EXCERPTED DATA Start Marker

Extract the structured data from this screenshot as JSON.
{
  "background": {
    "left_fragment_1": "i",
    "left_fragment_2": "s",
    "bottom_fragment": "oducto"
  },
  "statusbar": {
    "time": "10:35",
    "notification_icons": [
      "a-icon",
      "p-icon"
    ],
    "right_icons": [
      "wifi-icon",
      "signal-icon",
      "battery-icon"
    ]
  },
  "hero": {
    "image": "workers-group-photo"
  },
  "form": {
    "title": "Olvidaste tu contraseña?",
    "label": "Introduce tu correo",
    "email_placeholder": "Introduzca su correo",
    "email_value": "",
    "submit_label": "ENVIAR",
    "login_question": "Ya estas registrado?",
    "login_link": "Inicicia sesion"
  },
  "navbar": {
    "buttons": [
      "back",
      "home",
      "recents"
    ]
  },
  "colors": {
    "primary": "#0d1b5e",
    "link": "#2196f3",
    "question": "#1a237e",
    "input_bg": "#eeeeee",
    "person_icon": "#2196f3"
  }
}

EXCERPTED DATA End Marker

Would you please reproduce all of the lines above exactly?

| ANSWER |
Extract the structured data from this screenshot as JSON.
{
  "background": {
    "left_fragment_1": "i",
    "left_fragment_2": "s",
    "bottom_fragment": "oducto"
  },
  "statusbar": {
    "time": "10:35",
    "notification_icons": [
      "a-icon",
      "p-icon"
    ],
    "right_icons": [
      "wifi-icon",
      "signal-icon",
      "battery-icon"
    ]
  },
  "hero": {
    "image": "workers-group-photo"
  },
  "form": {
    "title": "Olvidaste tu contraseña?",
    "label": "Introduce tu correo",
    "email_placeholder": "Introduzca su correo",
    "email_value": "",
    "submit_label": "ENVIAR",
    "login_question": "Ya estas registrado?",
    "login_link": "Inicicia sesion"
  },
  "navbar": {
    "buttons": [
      "back",
      "home",
      "recents"
    ]
  },
  "colors": {
    "primary": "#0d1b5e",
    "link": "#2196f3",
    "question": "#1a237e",
    "input_bg": "#eeeeee",
    "person_icon": "#2196f3"
  }
}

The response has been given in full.